Exercise goal:
Print what the records say exactly, and omit the pictures.

Dataset content:
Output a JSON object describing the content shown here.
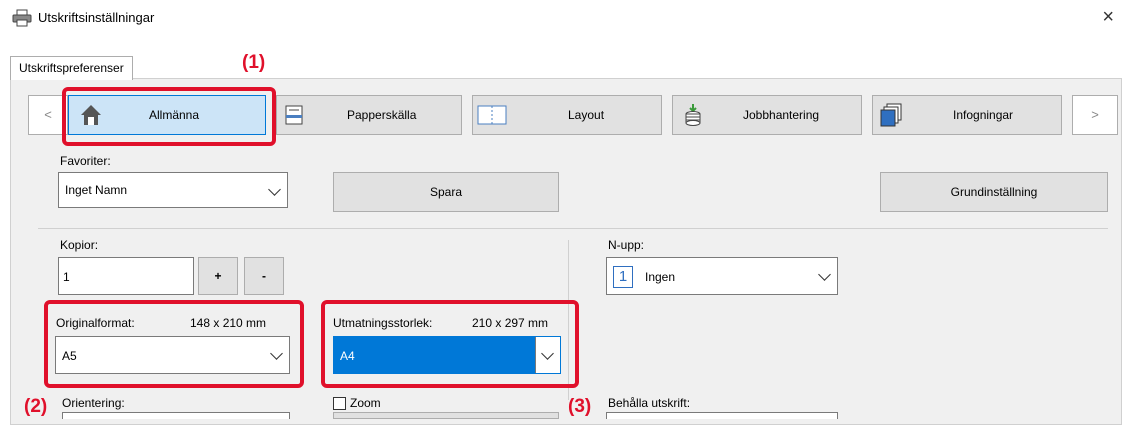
{
  "window": {
    "title": "Utskriftsinställningar",
    "close_glyph": "×"
  },
  "tab": {
    "label": "Utskriftspreferenser"
  },
  "ribbon": {
    "prev": "<",
    "next": ">",
    "items": [
      {
        "label": "Allmänna",
        "icon": "home-icon"
      },
      {
        "label": "Papperskälla",
        "icon": "paper-tray-icon"
      },
      {
        "label": "Layout",
        "icon": "layout-icon",
        "icon_text": "1|2"
      },
      {
        "label": "Jobbhantering",
        "icon": "job-stack-icon"
      },
      {
        "label": "Infogningar",
        "icon": "inserts-icon"
      }
    ]
  },
  "favorites": {
    "label": "Favoriter:",
    "value": "Inget Namn",
    "save": "Spara",
    "defaults": "Grundinställning"
  },
  "copies": {
    "label": "Kopior:",
    "value": "1",
    "plus": "+",
    "minus": "-"
  },
  "nup": {
    "label": "N-upp:",
    "icon_text": "1",
    "value": "Ingen"
  },
  "original": {
    "label": "Originalformat:",
    "size": "148 x 210 mm",
    "value": "A5"
  },
  "output": {
    "label": "Utmatningsstorlek:",
    "size": "210 x 297 mm",
    "value": "A4"
  },
  "orientation": {
    "label": "Orientering:"
  },
  "zoom": {
    "label": "Zoom"
  },
  "retain": {
    "label": "Behålla utskrift:"
  },
  "annotations": {
    "n1": "(1)",
    "n2": "(2)",
    "n3": "(3)"
  },
  "colors": {
    "accent": "#0078d7",
    "highlight": "#e0102b",
    "selected_bg": "#cce4f7"
  }
}
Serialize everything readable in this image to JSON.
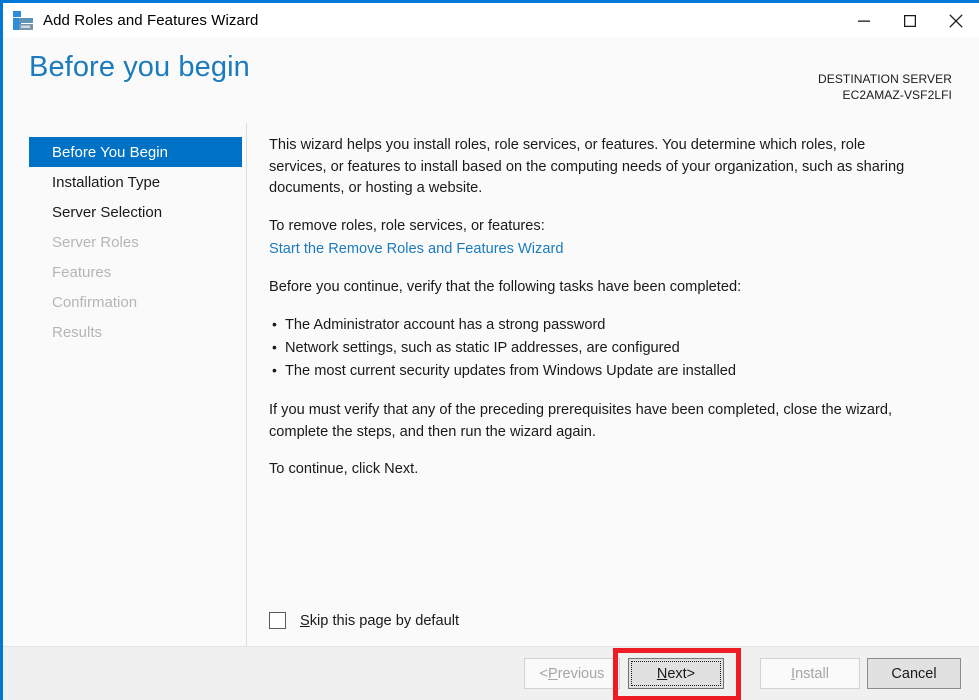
{
  "window": {
    "title": "Add Roles and Features Wizard",
    "icon": "server-roles-icon",
    "accent_color": "#0078d7",
    "controls": {
      "minimize": "minimize-icon",
      "maximize": "maximize-icon",
      "close": "close-icon"
    }
  },
  "header": {
    "page_title": "Before you begin",
    "title_color": "#1b7bbd",
    "destination_label": "DESTINATION SERVER",
    "destination_value": "EC2AMAZ-VSF2LFI"
  },
  "sidebar": {
    "selected_color": "#0072c6",
    "items": [
      {
        "label": "Before You Begin",
        "state": "selected"
      },
      {
        "label": "Installation Type",
        "state": "enabled"
      },
      {
        "label": "Server Selection",
        "state": "enabled"
      },
      {
        "label": "Server Roles",
        "state": "disabled"
      },
      {
        "label": "Features",
        "state": "disabled"
      },
      {
        "label": "Confirmation",
        "state": "disabled"
      },
      {
        "label": "Results",
        "state": "disabled"
      }
    ]
  },
  "content": {
    "intro_paragraph": "This wizard helps you install roles, role services, or features. You determine which roles, role services, or features to install based on the computing needs of your organization, such as sharing documents, or hosting a website.",
    "remove_lead_in": "To remove roles, role services, or features:",
    "remove_link": "Start the Remove Roles and Features Wizard",
    "remove_link_color": "#1b7bbd",
    "verify_lead_in": "Before you continue, verify that the following tasks have been completed:",
    "checklist": [
      "The Administrator account has a strong password",
      "Network settings, such as static IP addresses, are configured",
      "The most current security updates from Windows Update are installed"
    ],
    "prereq_paragraph": "If you must verify that any of the preceding prerequisites have been completed, close the wizard, complete the steps, and then run the wizard again.",
    "continue_paragraph": "To continue, click Next.",
    "skip_checkbox": {
      "accel": "S",
      "rest": "kip this page by default",
      "checked": false
    }
  },
  "footer": {
    "buttons": [
      {
        "prefix": "< ",
        "accel": "P",
        "rest": "revious",
        "suffix": "",
        "state": "disabled",
        "name": "previous-button"
      },
      {
        "prefix": "",
        "accel": "N",
        "rest": "ext",
        "suffix": " >",
        "state": "focused",
        "name": "next-button"
      },
      {
        "prefix": "",
        "accel": "I",
        "rest": "nstall",
        "suffix": "",
        "state": "disabled",
        "name": "install-button"
      },
      {
        "prefix": "",
        "accel": "",
        "rest": "Cancel",
        "suffix": "",
        "state": "enabled",
        "name": "cancel-button"
      }
    ]
  },
  "annotation": {
    "type": "red-highlight-rectangle",
    "target": "next-button",
    "color": "#ed1c24"
  }
}
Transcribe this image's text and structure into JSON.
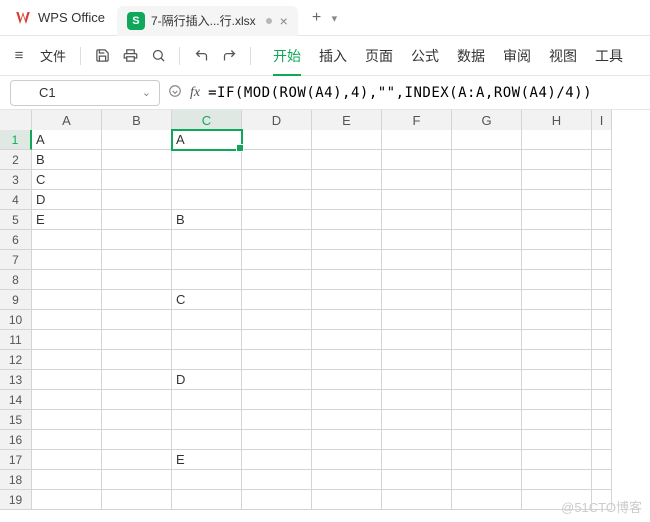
{
  "app": {
    "name": "WPS Office"
  },
  "tab": {
    "doc_icon": "S",
    "title": "7-隔行插入...行.xlsx"
  },
  "newtab_glyph": "+",
  "menu": {
    "file": "文件",
    "tabs": [
      "开始",
      "插入",
      "页面",
      "公式",
      "数据",
      "审阅",
      "视图",
      "工具"
    ],
    "active_index": 0
  },
  "namebox": {
    "value": "C1"
  },
  "fx": {
    "label": "fx"
  },
  "formula": "=IF(MOD(ROW(A4),4),\"\",INDEX(A:A,ROW(A4)/4))",
  "columns": [
    "A",
    "B",
    "C",
    "D",
    "E",
    "F",
    "G",
    "H",
    "I"
  ],
  "active_col_index": 2,
  "active_row_index": 0,
  "rows": [
    {
      "n": 1,
      "cells": [
        "A",
        "",
        "A",
        "",
        "",
        "",
        "",
        "",
        ""
      ]
    },
    {
      "n": 2,
      "cells": [
        "B",
        "",
        "",
        "",
        "",
        "",
        "",
        "",
        ""
      ]
    },
    {
      "n": 3,
      "cells": [
        "C",
        "",
        "",
        "",
        "",
        "",
        "",
        "",
        ""
      ]
    },
    {
      "n": 4,
      "cells": [
        "D",
        "",
        "",
        "",
        "",
        "",
        "",
        "",
        ""
      ]
    },
    {
      "n": 5,
      "cells": [
        "E",
        "",
        "B",
        "",
        "",
        "",
        "",
        "",
        ""
      ]
    },
    {
      "n": 6,
      "cells": [
        "",
        "",
        "",
        "",
        "",
        "",
        "",
        "",
        ""
      ]
    },
    {
      "n": 7,
      "cells": [
        "",
        "",
        "",
        "",
        "",
        "",
        "",
        "",
        ""
      ]
    },
    {
      "n": 8,
      "cells": [
        "",
        "",
        "",
        "",
        "",
        "",
        "",
        "",
        ""
      ]
    },
    {
      "n": 9,
      "cells": [
        "",
        "",
        "C",
        "",
        "",
        "",
        "",
        "",
        ""
      ]
    },
    {
      "n": 10,
      "cells": [
        "",
        "",
        "",
        "",
        "",
        "",
        "",
        "",
        ""
      ]
    },
    {
      "n": 11,
      "cells": [
        "",
        "",
        "",
        "",
        "",
        "",
        "",
        "",
        ""
      ]
    },
    {
      "n": 12,
      "cells": [
        "",
        "",
        "",
        "",
        "",
        "",
        "",
        "",
        ""
      ]
    },
    {
      "n": 13,
      "cells": [
        "",
        "",
        "D",
        "",
        "",
        "",
        "",
        "",
        ""
      ]
    },
    {
      "n": 14,
      "cells": [
        "",
        "",
        "",
        "",
        "",
        "",
        "",
        "",
        ""
      ]
    },
    {
      "n": 15,
      "cells": [
        "",
        "",
        "",
        "",
        "",
        "",
        "",
        "",
        ""
      ]
    },
    {
      "n": 16,
      "cells": [
        "",
        "",
        "",
        "",
        "",
        "",
        "",
        "",
        ""
      ]
    },
    {
      "n": 17,
      "cells": [
        "",
        "",
        "E",
        "",
        "",
        "",
        "",
        "",
        ""
      ]
    },
    {
      "n": 18,
      "cells": [
        "",
        "",
        "",
        "",
        "",
        "",
        "",
        "",
        ""
      ]
    },
    {
      "n": 19,
      "cells": [
        "",
        "",
        "",
        "",
        "",
        "",
        "",
        "",
        ""
      ]
    }
  ],
  "watermark": "@51CTO博客"
}
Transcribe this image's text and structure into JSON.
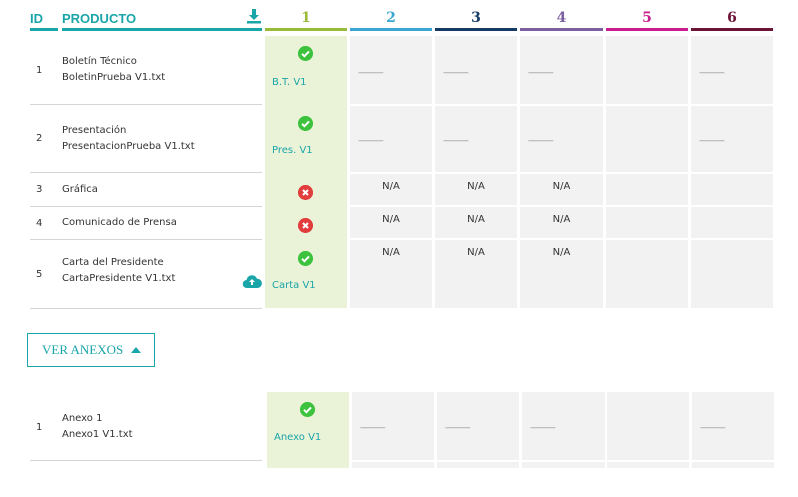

Response to the task:
Output a JSON object describing the content shown here.
{
  "window": {
    "title": "Utskriftsinställningar",
    "close_glyph": "×"
  },
  "tab": {
    "label": "Utskriftspreferenser"
  },
  "ribbon": {
    "prev": "<",
    "next": ">",
    "items": [
      {
        "label": "Allmänna",
        "icon": "home-icon"
      },
      {
        "label": "Papperskälla",
        "icon": "paper-tray-icon"
      },
      {
        "label": "Layout",
        "icon": "layout-icon",
        "icon_text": "1|2"
      },
      {
        "label": "Jobbhantering",
        "icon": "job-stack-icon"
      },
      {
        "label": "Infogningar",
        "icon": "inserts-icon"
      }
    ]
  },
  "favorites": {
    "label": "Favoriter:",
    "value": "Inget Namn",
    "save": "Spara",
    "defaults": "Grundinställning"
  },
  "copies": {
    "label": "Kopior:",
    "value": "1",
    "plus": "+",
    "minus": "-"
  },
  "nup": {
    "label": "N-upp:",
    "icon_text": "1",
    "value": "Ingen"
  },
  "original": {
    "label": "Originalformat:",
    "size": "148 x 210 mm",
    "value": "A5"
  },
  "output": {
    "label": "Utmatningsstorlek:",
    "size": "210 x 297 mm",
    "value": "A4"
  },
  "orientation": {
    "label": "Orientering:"
  },
  "zoom": {
    "label": "Zoom"
  },
  "retain": {
    "label": "Behålla utskrift:"
  },
  "annotations": {
    "n1": "(1)",
    "n2": "(2)",
    "n3": "(3)"
  },
  "colors": {
    "accent": "#0078d7",
    "highlight": "#e0102b",
    "selected_bg": "#cce4f7"
  }
}
Serialize everything readable in this image to JSON.
{
  "window": {
    "title": "Add Roles and Features Wizard",
    "icon": "server-roles-icon",
    "accent_color": "#0078d7",
    "controls": {
      "minimize": "minimize-icon",
      "maximize": "maximize-icon",
      "close": "close-icon"
    }
  },
  "header": {
    "page_title": "Before you begin",
    "title_color": "#1b7bbd",
    "destination_label": "DESTINATION SERVER",
    "destination_value": "EC2AMAZ-VSF2LFI"
  },
  "sidebar": {
    "selected_color": "#0072c6",
    "items": [
      {
        "label": "Before You Begin",
        "state": "selected"
      },
      {
        "label": "Installation Type",
        "state": "enabled"
      },
      {
        "label": "Server Selection",
        "state": "enabled"
      },
      {
        "label": "Server Roles",
        "state": "disabled"
      },
      {
        "label": "Features",
        "state": "disabled"
      },
      {
        "label": "Confirmation",
        "state": "disabled"
      },
      {
        "label": "Results",
        "state": "disabled"
      }
    ]
  },
  "content": {
    "intro_paragraph": "This wizard helps you install roles, role services, or features. You determine which roles, role services, or features to install based on the computing needs of your organization, such as sharing documents, or hosting a website.",
    "remove_lead_in": "To remove roles, role services, or features:",
    "remove_link": "Start the Remove Roles and Features Wizard",
    "remove_link_color": "#1b7bbd",
    "verify_lead_in": "Before you continue, verify that the following tasks have been completed:",
    "checklist": [
      "The Administrator account has a strong password",
      "Network settings, such as static IP addresses, are configured",
      "The most current security updates from Windows Update are installed"
    ],
    "prereq_paragraph": "If you must verify that any of the preceding prerequisites have been completed, close the wizard, complete the steps, and then run the wizard again.",
    "continue_paragraph": "To continue, click Next.",
    "skip_checkbox": {
      "accel": "S",
      "rest": "kip this page by default",
      "checked": false
    }
  },
  "footer": {
    "buttons": [
      {
        "prefix": "< ",
        "accel": "P",
        "rest": "revious",
        "suffix": "",
        "state": "disabled",
        "name": "previous-button"
      },
      {
        "prefix": "",
        "accel": "N",
        "rest": "ext",
        "suffix": " >",
        "state": "focused",
        "name": "next-button"
      },
      {
        "prefix": "",
        "accel": "I",
        "rest": "nstall",
        "suffix": "",
        "state": "disabled",
        "name": "install-button"
      },
      {
        "prefix": "",
        "accel": "",
        "rest": "Cancel",
        "suffix": "",
        "state": "enabled",
        "name": "cancel-button"
      }
    ]
  },
  "annotation": {
    "type": "red-highlight-rectangle",
    "target": "next-button",
    "color": "#ed1c24"
  }
}
Transcribe this image's text and structure into JSON.
{
  "app": {
    "name": "WPS Office"
  },
  "tab": {
    "doc_icon": "S",
    "title": "7-隔行插入...行.xlsx"
  },
  "newtab_glyph": "+",
  "menu": {
    "file": "文件",
    "tabs": [
      "开始",
      "插入",
      "页面",
      "公式",
      "数据",
      "审阅",
      "视图",
      "工具"
    ],
    "active_index": 0
  },
  "namebox": {
    "value": "C1"
  },
  "fx": {
    "label": "fx"
  },
  "formula": "=IF(MOD(ROW(A4),4),\"\",INDEX(A:A,ROW(A4)/4))",
  "columns": [
    "A",
    "B",
    "C",
    "D",
    "E",
    "F",
    "G",
    "H",
    "I"
  ],
  "active_col_index": 2,
  "active_row_index": 0,
  "rows": [
    {
      "n": 1,
      "cells": [
        "A",
        "",
        "A",
        "",
        "",
        "",
        "",
        "",
        ""
      ]
    },
    {
      "n": 2,
      "cells": [
        "B",
        "",
        "",
        "",
        "",
        "",
        "",
        "",
        ""
      ]
    },
    {
      "n": 3,
      "cells": [
        "C",
        "",
        "",
        "",
        "",
        "",
        "",
        "",
        ""
      ]
    },
    {
      "n": 4,
      "cells": [
        "D",
        "",
        "",
        "",
        "",
        "",
        "",
        "",
        ""
      ]
    },
    {
      "n": 5,
      "cells": [
        "E",
        "",
        "B",
        "",
        "",
        "",
        "",
        "",
        ""
      ]
    },
    {
      "n": 6,
      "cells": [
        "",
        "",
        "",
        "",
        "",
        "",
        "",
        "",
        ""
      ]
    },
    {
      "n": 7,
      "cells": [
        "",
        "",
        "",
        "",
        "",
        "",
        "",
        "",
        ""
      ]
    },
    {
      "n": 8,
      "cells": [
        "",
        "",
        "",
        "",
        "",
        "",
        "",
        "",
        ""
      ]
    },
    {
      "n": 9,
      "cells": [
        "",
        "",
        "C",
        "",
        "",
        "",
        "",
        "",
        ""
      ]
    },
    {
      "n": 10,
      "cells": [
        "",
        "",
        "",
        "",
        "",
        "",
        "",
        "",
        ""
      ]
    },
    {
      "n": 11,
      "cells": [
        "",
        "",
        "",
        "",
        "",
        "",
        "",
        "",
        ""
      ]
    },
    {
      "n": 12,
      "cells": [
        "",
        "",
        "",
        "",
        "",
        "",
        "",
        "",
        ""
      ]
    },
    {
      "n": 13,
      "cells": [
        "",
        "",
        "D",
        "",
        "",
        "",
        "",
        "",
        ""
      ]
    },
    {
      "n": 14,
      "cells": [
        "",
        "",
        "",
        "",
        "",
        "",
        "",
        "",
        ""
      ]
    },
    {
      "n": 15,
      "cells": [
        "",
        "",
        "",
        "",
        "",
        "",
        "",
        "",
        ""
      ]
    },
    {
      "n": 16,
      "cells": [
        "",
        "",
        "",
        "",
        "",
        "",
        "",
        "",
        ""
      ]
    },
    {
      "n": 17,
      "cells": [
        "",
        "",
        "E",
        "",
        "",
        "",
        "",
        "",
        ""
      ]
    },
    {
      "n": 18,
      "cells": [
        "",
        "",
        "",
        "",
        "",
        "",
        "",
        "",
        ""
      ]
    },
    {
      "n": 19,
      "cells": [
        "",
        "",
        "",
        "",
        "",
        "",
        "",
        "",
        ""
      ]
    }
  ],
  "watermark": "@51CTO博客"
}
Transcribe this image's text and structure into JSON.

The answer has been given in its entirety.